The Amherst Town Council adopted a bylaw protecting access to reproductive and gender-affirming healthcare at its most recent meeting, on Oct. 16. Taking effect on Oct. 23, it prevents town employees and staff from disclosing identifying information of anyone who uses these services in Amherst.
The measure is primarily designed to protect people that come from states that have criminalized access to reproductive or gender-affirming care from lawsuits for seeking that care out of state.
“The reality in Amherst is that we have a huge transient population, a lot of whom are coming from states where this care is criminalized,” said Ana Devlin Gauthier, a member of the council from District 5 who co-sponsored the bylaw. “It’s important everywhere, but in Amherst especially it’s important, because I would say the risk is higher for us here that this could happen [a lawsuit], given the number of college students here.”
After the Supreme Court struck down Roe v. Wade in June 2022, Massachusetts Governor Charlie Baker instituted an executive order protecting healthcare providers from prosecution if they provided care to out-of-state residents, as well as the right of patients to seek care in the state.
But the state law did not address potential lawsuits against those patients from states that have made it illegal to seek out-of-state care.
“When you start looking at states like Texas and Florida that started criminalizing not just access in their own state but going across borders to other states — the state law didn’t really address that part of it,” said Mandi Jo Hanneke, an at-large member of the Amherst town council, who co-sponsored the bylaw with Devlin Gauthier. Devlin Gauthier also serves as learning and development facilitator at the college and represents its district.
Hanneke and Devlin Gauthier saw an opportunity to fill in the gap left by the state law on a municipal level. “One thing we were looking at with other towns is can we as a town say ‘our employees aren’t gonna help you with that lawsuit, sorry,”’ Hanneke said.

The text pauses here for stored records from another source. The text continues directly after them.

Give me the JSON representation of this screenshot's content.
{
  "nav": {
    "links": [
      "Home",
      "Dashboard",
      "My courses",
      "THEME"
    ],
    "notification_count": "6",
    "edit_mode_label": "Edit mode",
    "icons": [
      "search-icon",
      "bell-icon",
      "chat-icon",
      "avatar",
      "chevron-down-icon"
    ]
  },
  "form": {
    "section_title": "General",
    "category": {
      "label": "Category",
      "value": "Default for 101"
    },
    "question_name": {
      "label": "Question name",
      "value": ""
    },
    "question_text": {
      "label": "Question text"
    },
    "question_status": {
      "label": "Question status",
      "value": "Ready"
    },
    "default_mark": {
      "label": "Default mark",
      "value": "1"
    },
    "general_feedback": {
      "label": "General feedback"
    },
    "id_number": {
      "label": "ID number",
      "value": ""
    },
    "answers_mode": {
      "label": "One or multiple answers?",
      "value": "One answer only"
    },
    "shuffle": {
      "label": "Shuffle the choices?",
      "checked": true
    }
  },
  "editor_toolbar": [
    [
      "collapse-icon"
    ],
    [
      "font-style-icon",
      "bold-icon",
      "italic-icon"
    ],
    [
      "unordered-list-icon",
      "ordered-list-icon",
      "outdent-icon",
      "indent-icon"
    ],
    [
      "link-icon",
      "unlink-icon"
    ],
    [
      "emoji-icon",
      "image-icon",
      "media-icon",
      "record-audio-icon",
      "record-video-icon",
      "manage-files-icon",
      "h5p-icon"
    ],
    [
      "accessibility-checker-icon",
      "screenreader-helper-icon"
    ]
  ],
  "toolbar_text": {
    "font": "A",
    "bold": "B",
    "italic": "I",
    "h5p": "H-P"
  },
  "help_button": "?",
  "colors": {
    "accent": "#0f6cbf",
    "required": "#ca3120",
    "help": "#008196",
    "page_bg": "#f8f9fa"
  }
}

She mentioned several potential methods of identifying patients the town would protect from being exposed. “We’re not gonna hand over videos, or if we have our own public health nurse, even if it's not actual public health data, we’re not gonna hand that over,” Hanneke said. “We’re not gonna hand over the license plate data from the person you’re looking to see that they were parked outside in the parking lot with a friend.”
For Lily Popoli ’24E, who helped work on a reparations bill the town council adopted, the measure is crucial.
“I think this is a great bylaw given the current attack on reproductive and gender-affirming healthcare rights,” she said. “It would be nice to live in a world where people could make decisions about their health without being scrutinized, but that’s not the case. Privacy is crucial to ensure people who want to make decisions about their body can do so without fear of retaliation.”
The bylaw passed without much opposition.
“It went to committee and the committee took care of it fairly quickly. I would say it was one of the smoother processes we have had,” Hanneke said.
Indeed, the measure was adopted as part of the council’s consent agenda, which is reserved for non-controversial items. Any councilor can unilaterally remove an item from this agenda if they would like it to be discussed further. The bylaw passed the final council vote unanimously.
Despite this, Devlin Gauthier noted that the bylaw faced two obstacles. “The first was a question about legality,” she said. Legal advisors expressed concern that the measure was incredibly broad, covering town employees as well as anyone who received funds from the town of Amherst. But the bill’s co-sponsors maintained that the bylaw’s breadth was intentional.
The second potential hurdle was a philosophical one. There was a question about whether this was an appropriate action for the town council, Devlin Gauthier said.
“We felt yes, we felt that this was an important municipal action we should be taking,” Devlin Gauthier said. “We’ve gotten support from groups like Reproductive Equity Now that are using our bylaw and bylaws in Easthampton and Salem to bring this to other towns and cities as well,” she added.
Devlin Gauthier had originally proposed a bylaw relating to the banning of crisis pregnancy centers, but later withdrew it after similar bylaws in neighboring towns were embroiled in legal trouble.
But after Hanneke received an email from a resident asking what she was doing to help with access to reproductive care, she said that she was inspired to work with Devlin Gauthier and figure out a path to do something. “One of the things I’ve taken to heart as a councilor is that we shouldn’t just hear complaints and hear desires, we need to do something about them,” she said.
“Living in a state like Massachusetts sometimes can feel a little bit helpless, because we’ve already done so much to protect our folks and guarantee access to gender-affirming care and reproductive care,” Devlin Gauthier said. “But in that I kind of was like, ‘Nope, that’s not a stance, that’s not the way I think about the world. Let me figure out a way.’ And this was the way that I found.”